The pandemic threatens to staunch the flow of aid to poor countries at a time when they badly need it
South African children stand in a social distancing line as they wait for food from the Masiphumelele Creative Hub run by Yandiswa Mazwana in Masiphumelele, Cape Town, South Africa on Monday. Photograph: Nic Bothma/EPA
The coronavirus pandemic threatens to staunch the flow of aid to the world’s poorest countries at a time when they face the worst effects of the crisis. While African states have so far been spared exponential growth in Covid-19 cases, the virus could still quite easily overwhelm under-resourced health systems in many parts of the continent.
Even if Africa manages to avoid the worst of the pandemic, however, the fallout from the global crisis could be severe. Some 820 million people were estimated to go hungry on a daily basis before the crisis hit; that figure is expected to exceed 1 billion as a result of the economic slowdown and disruption the pandemic has caused. In the rich world, lockdowns have just about been possible because governments have stepped in to top up private incomes and buttress social protection systems. That’s not an option in the least developed states, where, according to aid agency Concern, incomes losses as a result of Covid-19 are expected to reach €202 billion.
For the charity sector, the crisis has brought a severe drop in public donations. Trócaire has said a 60 per cent decrease in donations to its Lenten appeal has put many of its life-saving programmes at risk. Even more damaging would be sharp cuts to overseas development aid budgets in the small number of western states that account for the vast bulk of global aid spending.
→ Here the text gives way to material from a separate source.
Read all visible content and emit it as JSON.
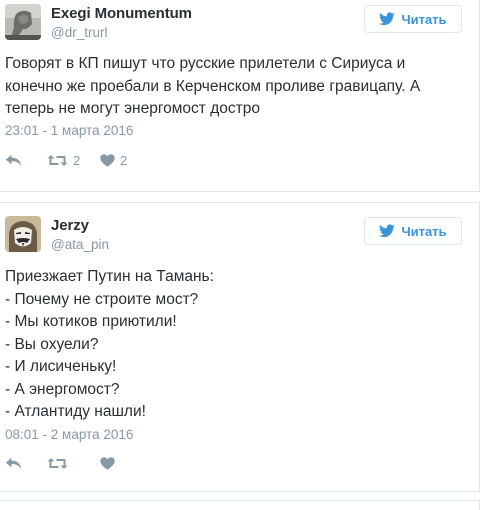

That spending had actually been increasing before the pandemic hit. Aid from the rich world totalled $152.8 billion last year, a rise of 1.4 per cent in real terms from 2018, according to the Organisation for Economic Cooperation and Development (OECD). Now it’s under real threat.
In the long term, the crisis may force the world to adopt a far-ranging plan for the developing world that includes some debt relief, investment in health infrastructure and direct aid to protect livelihoods. In the meantime, however, donor governments – including the parties currently negotiating a deal to form a government here in the Republic – must make every effort to protect their overseas aid budgets from severe cuts.